On McMaster’s third and last try, General David Petraeus – who took himself off the list last week for Trump’s national security adviser – returned from Iraq to head the promotion board that finally gave McMaster his first general’s star.
Then a colonel, McMaster was commander of the 3rd Armored Cavalry Regiment that in the spring of 2005 captured, held and began to stabilize Tal Afar on the Iraqi-Syrian border.
The city was held by Sunni extremists, a crossing point between Syria and Iraq for jihadists who started as al-Qaeda in Mesopotamia under Abu Musab al-Zarqawi and morphed into Islamic State after he was killed.
McMaster’s preparation of the regiment is legendary: He trained his soldiers in Iraqi culture, the differences among Sunnis, Shiites and Turkomen, and had them read books on the history of the region and counterinsurgency strategy.

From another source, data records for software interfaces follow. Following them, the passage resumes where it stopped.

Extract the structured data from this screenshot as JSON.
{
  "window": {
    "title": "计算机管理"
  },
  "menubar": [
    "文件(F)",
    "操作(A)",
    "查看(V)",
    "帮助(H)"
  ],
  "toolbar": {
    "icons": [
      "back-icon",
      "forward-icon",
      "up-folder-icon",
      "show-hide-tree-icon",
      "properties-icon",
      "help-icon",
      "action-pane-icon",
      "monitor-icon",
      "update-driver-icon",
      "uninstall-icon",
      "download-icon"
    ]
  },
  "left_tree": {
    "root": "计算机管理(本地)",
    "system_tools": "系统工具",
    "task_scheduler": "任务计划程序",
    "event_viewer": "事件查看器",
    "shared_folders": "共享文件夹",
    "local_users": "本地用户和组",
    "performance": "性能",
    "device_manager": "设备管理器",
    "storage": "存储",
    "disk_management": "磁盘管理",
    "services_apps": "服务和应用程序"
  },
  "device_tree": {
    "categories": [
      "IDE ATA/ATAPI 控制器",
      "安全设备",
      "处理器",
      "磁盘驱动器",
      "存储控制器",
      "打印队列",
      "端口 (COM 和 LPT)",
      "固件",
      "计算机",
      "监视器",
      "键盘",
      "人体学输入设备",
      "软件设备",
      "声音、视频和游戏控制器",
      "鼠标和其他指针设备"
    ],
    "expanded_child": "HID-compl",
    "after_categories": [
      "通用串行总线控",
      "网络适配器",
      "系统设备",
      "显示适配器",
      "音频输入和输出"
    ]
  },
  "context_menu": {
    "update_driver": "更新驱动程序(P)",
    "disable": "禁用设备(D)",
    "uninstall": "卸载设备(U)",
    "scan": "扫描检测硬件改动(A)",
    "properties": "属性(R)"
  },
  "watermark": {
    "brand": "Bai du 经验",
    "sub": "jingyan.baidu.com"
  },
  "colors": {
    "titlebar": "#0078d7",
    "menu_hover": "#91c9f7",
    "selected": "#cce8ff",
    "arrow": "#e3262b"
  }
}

It was a sharp change from the “kill and capture” tactics the United States had used in Iraq since the invasion in March 2003, and to which the Obama administration returned in Afghanistan, Iraq and Syria.